- AVAILABLE RECORDS -
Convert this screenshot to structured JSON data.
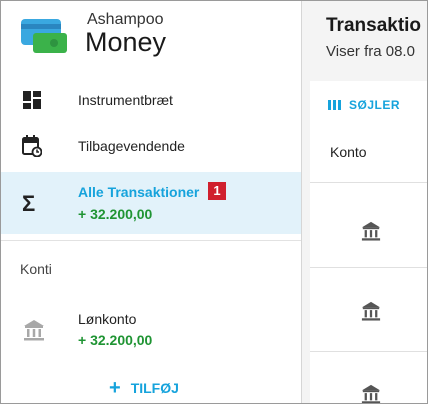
{
  "brand": {
    "small": "Ashampoo",
    "big": "Money"
  },
  "nav": [
    {
      "label": "Instrumentbræt",
      "icon": "dashboard-icon"
    },
    {
      "label": "Tilbagevendende",
      "icon": "calendar-recurring-icon"
    }
  ],
  "active": {
    "label": "Alle Transaktioner",
    "badge": "1",
    "amount": "+ 32.200,00",
    "icon": "sigma-icon"
  },
  "section": {
    "title": "Konti"
  },
  "account": {
    "name": "Lønkonto",
    "amount": "+ 32.200,00",
    "icon": "bank-icon"
  },
  "add": {
    "label": "TILFØJ"
  },
  "main": {
    "title": "Transaktio",
    "subtitle": "Viser fra 08.0",
    "columns_label": "SØJLER",
    "column_header": "Konto"
  },
  "colors": {
    "accent": "#16a3dc",
    "positive": "#1f9433",
    "badge": "#d0202e",
    "active_bg": "#e2f2fa"
  }
}
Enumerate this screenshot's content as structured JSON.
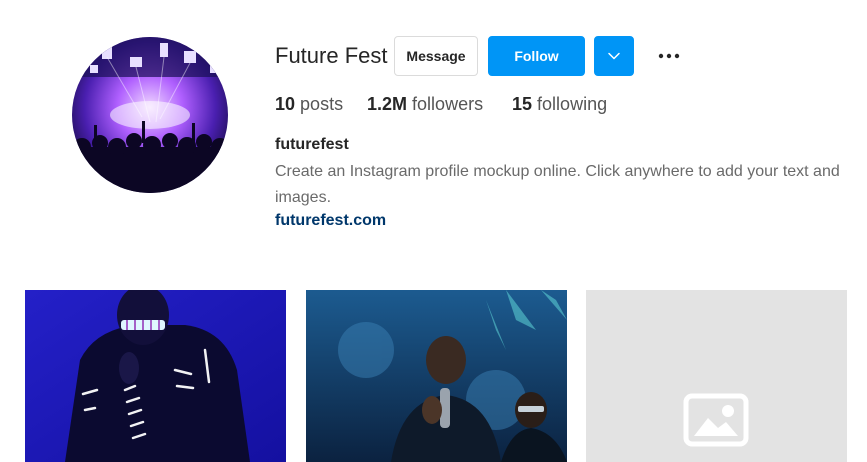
{
  "profile": {
    "username": "Future Fest",
    "full_name": "futurefest",
    "bio": "Create an Instagram profile mockup online. Click anywhere to add your text and images.",
    "website": "futurefest.com"
  },
  "actions": {
    "message_label": "Message",
    "follow_label": "Follow",
    "dropdown_icon": "chevron-down-icon",
    "more_icon": "more-options-icon"
  },
  "stats": {
    "posts_count": "10",
    "posts_label": "posts",
    "followers_count": "1.2M",
    "followers_label": "followers",
    "following_count": "15",
    "following_label": "following"
  },
  "posts": [
    {
      "kind": "photo",
      "subject": "performer in LED suit"
    },
    {
      "kind": "photo",
      "subject": "rapper with microphone"
    },
    {
      "kind": "placeholder",
      "icon": "image-placeholder-icon"
    }
  ],
  "colors": {
    "accent": "#0095f6",
    "link": "#00376b",
    "placeholder_bg": "#e3e3e3"
  }
}
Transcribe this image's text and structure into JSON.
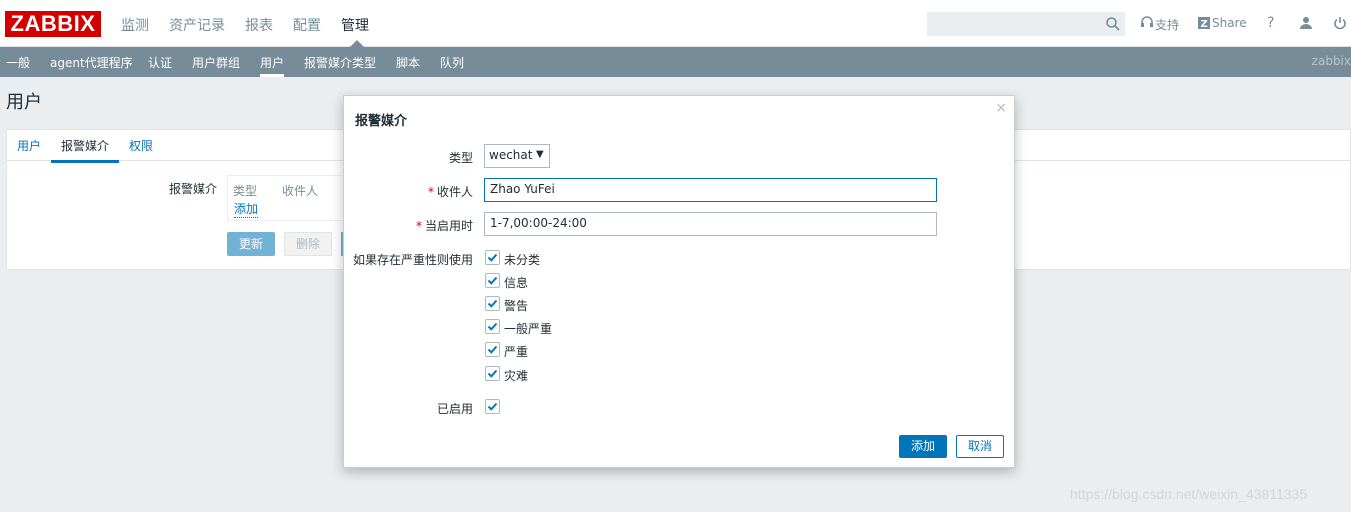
{
  "app": {
    "logo": "ZABBIX"
  },
  "topnav": [
    "监测",
    "资产记录",
    "报表",
    "配置",
    "管理"
  ],
  "toplinks": {
    "support": "支持",
    "share": "Share",
    "help": "?"
  },
  "subnav": {
    "items": [
      "一般",
      "agent代理程序",
      "认证",
      "用户群组",
      "用户",
      "报警媒介类型",
      "脚本",
      "队列"
    ],
    "right": "zabbix"
  },
  "page": {
    "title": "用户"
  },
  "tabs": [
    "用户",
    "报警媒介",
    "权限"
  ],
  "media": {
    "label": "报警媒介",
    "col_type": "类型",
    "col_recipient": "收件人",
    "add": "添加"
  },
  "actions": {
    "update": "更新",
    "delete": "删除"
  },
  "dialog": {
    "title": "报警媒介",
    "close": "×",
    "type_label": "类型",
    "type_value": "wechat",
    "recipient_label": "收件人",
    "recipient_value": "Zhao YuFei",
    "when_label": "当启用时",
    "when_value": "1-7,00:00-24:00",
    "severity_label": "如果存在严重性则使用",
    "severities": [
      "未分类",
      "信息",
      "警告",
      "一般严重",
      "严重",
      "灾难"
    ],
    "enabled_label": "已启用",
    "add_button": "添加",
    "cancel_button": "取消"
  },
  "watermark": "https://blog.csdn.net/weixin_43811335",
  "colors": {
    "brand": "#d40000",
    "accent": "#0275b8",
    "nav": "#768d99"
  }
}
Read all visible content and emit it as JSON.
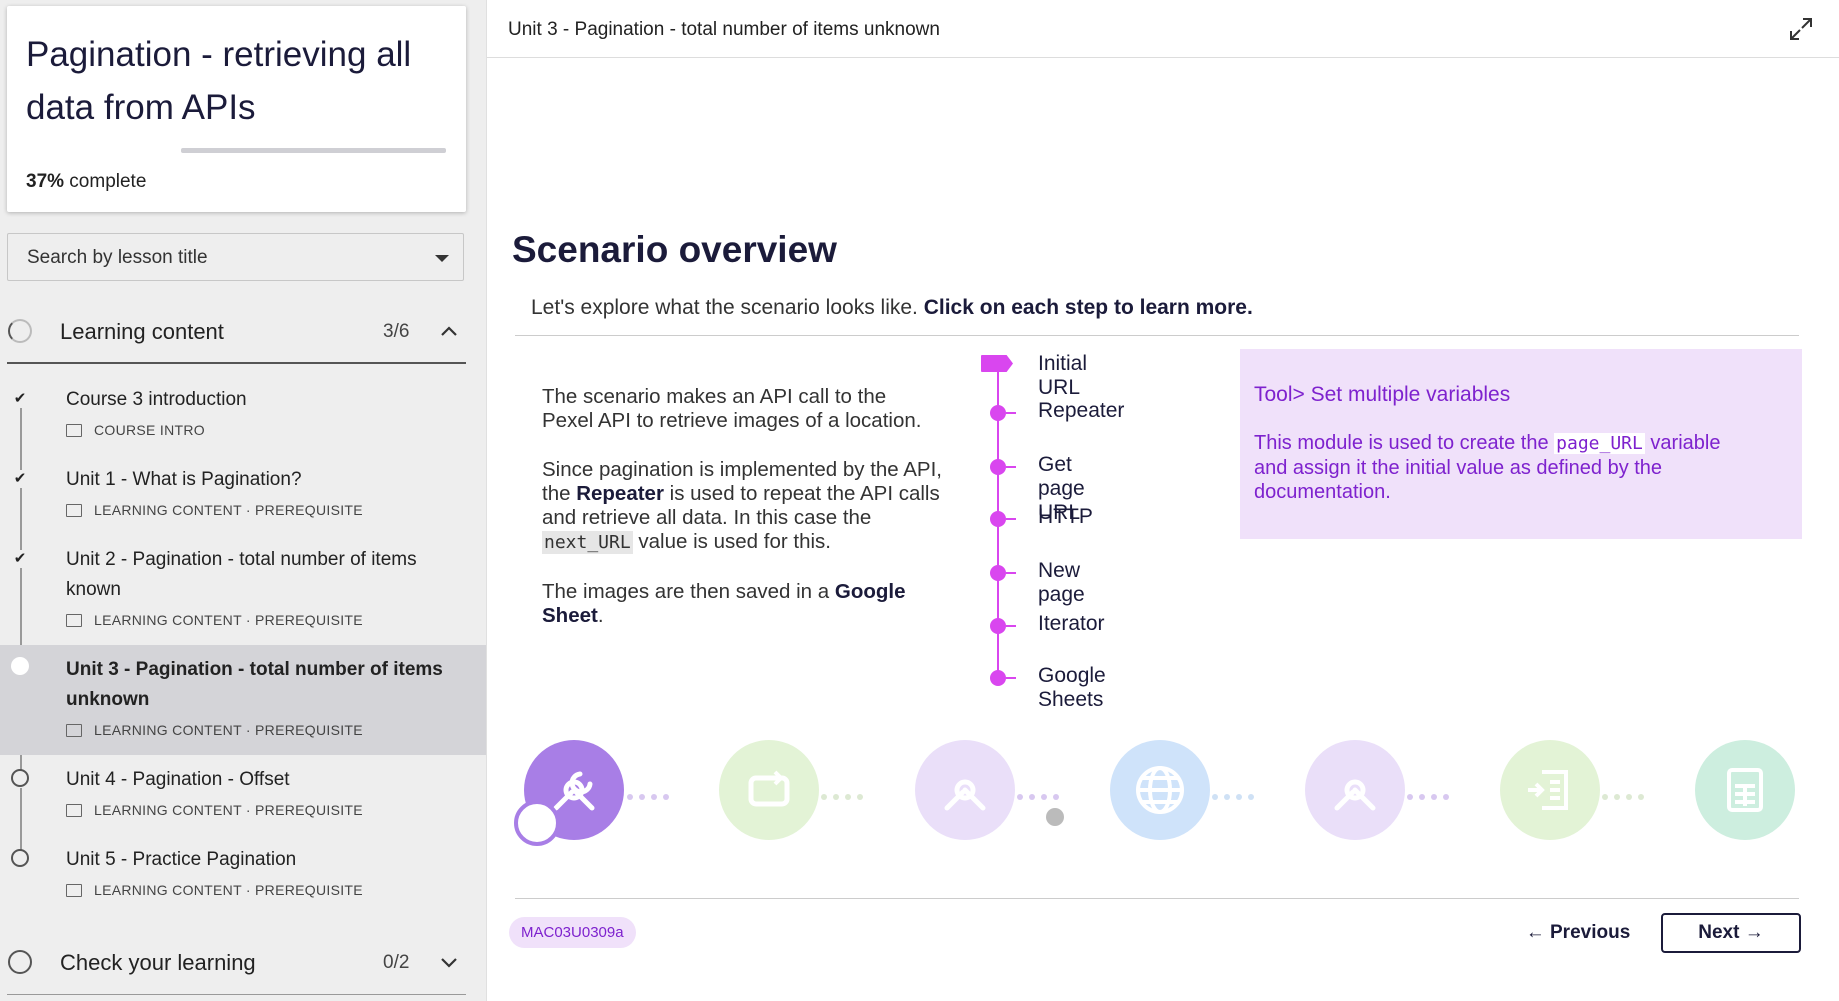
{
  "course": {
    "title": "Pagination - retrieving all data from APIs",
    "progress_percent": "37%",
    "progress_suffix": " complete",
    "progress_fraction": 0.37
  },
  "search": {
    "placeholder": "Search by lesson title"
  },
  "sections": [
    {
      "label": "Learning content",
      "count": "3/6",
      "chevron": "^"
    },
    {
      "label": "Check your learning",
      "count": "0/2",
      "chevron": "v"
    }
  ],
  "lessons": [
    {
      "title": "Course 3 introduction",
      "type": "COURSE INTRO",
      "tag": "",
      "state": "complete"
    },
    {
      "title": "Unit 1 - What is Pagination?",
      "type": "LEARNING CONTENT",
      "tag": "PREREQUISITE",
      "state": "complete"
    },
    {
      "title": "Unit 2 - Pagination - total number of items known",
      "type": "LEARNING CONTENT",
      "tag": "PREREQUISITE",
      "state": "complete"
    },
    {
      "title": "Unit 3 - Pagination - total number of items unknown",
      "type": "LEARNING CONTENT",
      "tag": "PREREQUISITE",
      "state": "current"
    },
    {
      "title": "Unit 4 - Pagination - Offset",
      "type": "LEARNING CONTENT",
      "tag": "PREREQUISITE",
      "state": "incomplete"
    },
    {
      "title": "Unit 5 - Practice Pagination",
      "type": "LEARNING CONTENT",
      "tag": "PREREQUISITE",
      "state": "incomplete"
    }
  ],
  "meta_separator": "·",
  "main": {
    "unit_title": "Unit 3 - Pagination - total number of items unknown",
    "heading": "Scenario overview",
    "intro_plain": "Let's explore what the scenario looks like. ",
    "intro_bold": "Click on each step to learn more.",
    "desc": {
      "p1": "The scenario makes an API call to the Pexel API to retrieve images of a location.",
      "p2_a": "Since pagination is implemented by the API, the ",
      "p2_b": "Repeater",
      "p2_c": " is used to repeat the API calls and retrieve all data. In this case the ",
      "p2_code": "next_URL",
      "p2_d": " value is used for this.",
      "p3_a": "The images are then saved in a ",
      "p3_b": "Google Sheet",
      "p3_c": "."
    },
    "steps": [
      "Initial URL",
      "Repeater",
      "Get page URL",
      "HTTP",
      "New page",
      "Iterator",
      "Google Sheets"
    ],
    "info": {
      "title": "Tool> Set multiple variables",
      "body_a": "This module is used to create the ",
      "body_code": "page_URL",
      "body_b": " variable and assign it the initial value as defined by the documentation."
    },
    "modules": [
      {
        "name": "Set multiple variables",
        "icon": "tools-icon",
        "color": "#a87ee6",
        "active": true
      },
      {
        "name": "Repeater",
        "icon": "repeat-icon",
        "color": "#a3e07f",
        "active": false
      },
      {
        "name": "Get page URL",
        "icon": "tools-icon",
        "color": "#a87ee6",
        "active": false
      },
      {
        "name": "HTTP",
        "icon": "globe-icon",
        "color": "#3b9ae8",
        "active": false
      },
      {
        "name": "New page",
        "icon": "tools-icon",
        "color": "#a87ee6",
        "active": false
      },
      {
        "name": "Iterator",
        "icon": "iterator-icon",
        "color": "#a3e07f",
        "active": false
      },
      {
        "name": "Google Sheets",
        "icon": "sheet-icon",
        "color": "#34c28a",
        "active": false
      }
    ],
    "code": "MAC03U0309a",
    "prev_label": "Previous",
    "next_label": "Next"
  },
  "colors": {
    "accent": "#d946ef",
    "brand_text": "#1b1b3a",
    "info_bg": "#f0e1fa",
    "info_text": "#7e22ce"
  }
}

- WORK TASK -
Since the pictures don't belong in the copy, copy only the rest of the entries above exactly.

- EXERCISE ANSWER -
Convert this screenshot to structured JSON data.
{
  "brand": {
    "small": "Ashampoo",
    "big": "Money"
  },
  "nav": [
    {
      "label": "Instrumentbræt",
      "icon": "dashboard-icon"
    },
    {
      "label": "Tilbagevendende",
      "icon": "calendar-recurring-icon"
    }
  ],
  "active": {
    "label": "Alle Transaktioner",
    "badge": "1",
    "amount": "+ 32.200,00",
    "icon": "sigma-icon"
  },
  "section": {
    "title": "Konti"
  },
  "account": {
    "name": "Lønkonto",
    "amount": "+ 32.200,00",
    "icon": "bank-icon"
  },
  "add": {
    "label": "TILFØJ"
  },
  "main": {
    "title": "Transaktio",
    "subtitle": "Viser fra 08.0",
    "columns_label": "SØJLER",
    "column_header": "Konto"
  },
  "colors": {
    "accent": "#16a3dc",
    "positive": "#1f9433",
    "badge": "#d0202e",
    "active_bg": "#e2f2fa"
  }
}
Enumerate this screenshot's content as structured JSON.
{
  "profile": {
    "username": "Future Fest",
    "full_name": "futurefest",
    "bio": "Create an Instagram profile mockup online. Click anywhere to add your text and images.",
    "website": "futurefest.com"
  },
  "actions": {
    "message_label": "Message",
    "follow_label": "Follow",
    "dropdown_icon": "chevron-down-icon",
    "more_icon": "more-options-icon"
  },
  "stats": {
    "posts_count": "10",
    "posts_label": "posts",
    "followers_count": "1.2M",
    "followers_label": "followers",
    "following_count": "15",
    "following_label": "following"
  },
  "posts": [
    {
      "kind": "photo",
      "subject": "performer in LED suit"
    },
    {
      "kind": "photo",
      "subject": "rapper with microphone"
    },
    {
      "kind": "placeholder",
      "icon": "image-placeholder-icon"
    }
  ],
  "colors": {
    "accent": "#0095f6",
    "link": "#00376b",
    "placeholder_bg": "#e3e3e3"
  }
}
Transcribe this image's text and structure into JSON.
{
  "app": {
    "logo": "ZABBIX"
  },
  "topnav": [
    "监测",
    "资产记录",
    "报表",
    "配置",
    "管理"
  ],
  "toplinks": {
    "support": "支持",
    "share": "Share",
    "help": "?"
  },
  "subnav": {
    "items": [
      "一般",
      "agent代理程序",
      "认证",
      "用户群组",
      "用户",
      "报警媒介类型",
      "脚本",
      "队列"
    ],
    "right": "zabbix"
  },
  "page": {
    "title": "用户"
  },
  "tabs": [
    "用户",
    "报警媒介",
    "权限"
  ],
  "media": {
    "label": "报警媒介",
    "col_type": "类型",
    "col_recipient": "收件人",
    "add": "添加"
  },
  "actions": {
    "update": "更新",
    "delete": "删除"
  },
  "dialog": {
    "title": "报警媒介",
    "close": "×",
    "type_label": "类型",
    "type_value": "wechat",
    "recipient_label": "收件人",
    "recipient_value": "Zhao YuFei",
    "when_label": "当启用时",
    "when_value": "1-7,00:00-24:00",
    "severity_label": "如果存在严重性则使用",
    "severities": [
      "未分类",
      "信息",
      "警告",
      "一般严重",
      "严重",
      "灾难"
    ],
    "enabled_label": "已启用",
    "add_button": "添加",
    "cancel_button": "取消"
  },
  "watermark": "https://blog.csdn.net/weixin_43811335",
  "colors": {
    "brand": "#d40000",
    "accent": "#0275b8",
    "nav": "#768d99"
  }
}
Read all visible content and emit it as JSON.
{
  "course": {
    "title": "Pagination - retrieving all data from APIs",
    "progress_percent": "37%",
    "progress_suffix": " complete",
    "progress_fraction": 0.37
  },
  "search": {
    "placeholder": "Search by lesson title"
  },
  "sections": [
    {
      "label": "Learning content",
      "count": "3/6",
      "chevron": "^"
    },
    {
      "label": "Check your learning",
      "count": "0/2",
      "chevron": "v"
    }
  ],
  "lessons": [
    {
      "title": "Course 3 introduction",
      "type": "COURSE INTRO",
      "tag": "",
      "state": "complete"
    },
    {
      "title": "Unit 1 - What is Pagination?",
      "type": "LEARNING CONTENT",
      "tag": "PREREQUISITE",
      "state": "complete"
    },
    {
      "title": "Unit 2 - Pagination - total number of items known",
      "type": "LEARNING CONTENT",
      "tag": "PREREQUISITE",
      "state": "complete"
    },
    {
      "title": "Unit 3 - Pagination - total number of items unknown",
      "type": "LEARNING CONTENT",
      "tag": "PREREQUISITE",
      "state": "current"
    },
    {
      "title": "Unit 4 - Pagination - Offset",
      "type": "LEARNING CONTENT",
      "tag": "PREREQUISITE",
      "state": "incomplete"
    },
    {
      "title": "Unit 5 - Practice Pagination",
      "type": "LEARNING CONTENT",
      "tag": "PREREQUISITE",
      "state": "incomplete"
    }
  ],
  "meta_separator": "·",
  "main": {
    "unit_title": "Unit 3 - Pagination - total number of items unknown",
    "heading": "Scenario overview",
    "intro_plain": "Let's explore what the scenario looks like. ",
    "intro_bold": "Click on each step to learn more.",
    "desc": {
      "p1": "The scenario makes an API call to the Pexel API to retrieve images of a location.",
      "p2_a": "Since pagination is implemented by the API, the ",
      "p2_b": "Repeater",
      "p2_c": " is used to repeat the API calls and retrieve all data. In this case the ",
      "p2_code": "next_URL",
      "p2_d": " value is used for this.",
      "p3_a": "The images are then saved in a ",
      "p3_b": "Google Sheet",
      "p3_c": "."
    },
    "steps": [
      "Initial URL",
      "Repeater",
      "Get page URL",
      "HTTP",
      "New page",
      "Iterator",
      "Google Sheets"
    ],
    "info": {
      "title": "Tool> Set multiple variables",
      "body_a": "This module is used to create the ",
      "body_code": "page_URL",
      "body_b": " variable and assign it the initial value as defined by the documentation."
    },
    "modules": [
      {
        "name": "Set multiple variables",
        "icon": "tools-icon",
        "color": "#a87ee6",
        "active": true
      },
      {
        "name": "Repeater",
        "icon": "repeat-icon",
        "color": "#a3e07f",
        "active": false
      },
      {
        "name": "Get page URL",
        "icon": "tools-icon",
        "color": "#a87ee6",
        "active": false
      },
      {
        "name": "HTTP",
        "icon": "globe-icon",
        "color": "#3b9ae8",
        "active": false
      },
      {
        "name": "New page",
        "icon": "tools-icon",
        "color": "#a87ee6",
        "active": false
      },
      {
        "name": "Iterator",
        "icon": "iterator-icon",
        "color": "#a3e07f",
        "active": false
      },
      {
        "name": "Google Sheets",
        "icon": "sheet-icon",
        "color": "#34c28a",
        "active": false
      }
    ],
    "code": "MAC03U0309a",
    "prev_label": "Previous",
    "next_label": "Next"
  },
  "colors": {
    "accent": "#d946ef",
    "brand_text": "#1b1b3a",
    "info_bg": "#f0e1fa",
    "info_text": "#7e22ce"
  }
}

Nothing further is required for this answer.